Jim’s story is being told as part of a film, The Water of Life, through drams with Dramfool’s Jim McEwan Signature Collection single cask bottling, and in print with Jim’s biography, A Journeyman’s Journey.
His expertise will also be shared through special tasting events and masterclasses.
A percentage of the proceeds from every aspect of the whisky legend’s farewell programme will be donated to support SCAA’s vital emergency response service.
‘I’ve worked in Scotland’s greatest industry all my days and now, as I prepare to hand over to the next generation, it seemed appropriate to give something back to a charity that has proved a lifesaver to the people of Islay and other remote communities across Scotland,’ said Jim.
‘SCAA is funded solely from public donations and it’s crucial that we all try to help fund its life-saving flights.
‘Everyone enjoying reading my story, tasting my whisky or sharing my passion will be helping to keep these guys in the air – that’s worth raising a glass to.’
Nick Harvey, director of fundraising and communications at SCAA, said: ‘SCAA is a regular visitor to islands such as Islay and Jura to tend and airlift those seriously ill or injured.
‘We’re extremely grateful to both Jim and Dramfool for recognising the value of SCAA’s service and for choosing us to benefit from what we’re sure will be a hugely successful series of events. Our thanks to everyone concerned.’
Pupils narrowly miss out on Gaelic film award

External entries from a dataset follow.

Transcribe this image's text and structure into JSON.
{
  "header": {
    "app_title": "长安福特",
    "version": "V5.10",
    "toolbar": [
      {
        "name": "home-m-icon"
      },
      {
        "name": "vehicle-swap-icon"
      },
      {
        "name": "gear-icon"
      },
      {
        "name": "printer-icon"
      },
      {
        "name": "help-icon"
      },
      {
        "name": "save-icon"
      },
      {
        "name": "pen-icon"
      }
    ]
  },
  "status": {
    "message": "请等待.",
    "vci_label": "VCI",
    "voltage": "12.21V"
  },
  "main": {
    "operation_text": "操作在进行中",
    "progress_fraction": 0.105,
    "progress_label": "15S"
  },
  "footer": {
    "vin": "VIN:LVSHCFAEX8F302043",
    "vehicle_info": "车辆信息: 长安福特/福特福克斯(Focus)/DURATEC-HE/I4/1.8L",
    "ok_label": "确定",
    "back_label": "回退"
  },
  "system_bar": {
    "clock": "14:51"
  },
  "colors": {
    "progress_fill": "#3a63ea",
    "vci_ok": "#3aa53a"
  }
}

Talented pupils from Islay High School narrowly missed out on winning a Gaelic film award.
The students were in the running for this year’s FilmG Gaelic Learners Award after beating off stiff competition and being shortlisted for the final.
FilmG is an annual competition organised by Gaelic media service MG ALBA, which celebrates Gaelic screen talent and attracts hundreds of applications each year.
Islay pupils entered two short films, one for learners and one for fluent Gaelic speakers. This provided learners with the opportunity to see new words and phrases and gave fluent speakers the chance to use Gaelic outside the classroom.
It was the young learners who really caught the judges’ attention though, with their production, Èirich.
Èirich tells the story of a social media trend that transports people into a dangerous new world, with some students caught in an infinite loop and others caught by the ‘person in the shadows’.
Councillor Robin Currie, leader of Argyll and Bute Council, said: ‘Every year this competition attracts a huge number of high quality entries from learners across Scotland, and it is an honour that our young people made it to the final.
‘These talented filmmakers from Islay High School have created two exceptional productions and I’m very, very proud of them.
‘Gaelic has played an important role in the history of Argyll and Bute for many, many years and we’re committed to continuing to promote the language and its culture to our communities.
‘Gaelic education is offered in more than 24 of our primary schools and five secondary schools.
‘There has been an increase in interest in Gaelic Medium Education, which will have a positive impact on future generations of Gaelic speakers. Competitions such as FilmG definitely play a part in this.’
To watch Èirich, visit: http://filmg.co.uk/en/films/2232/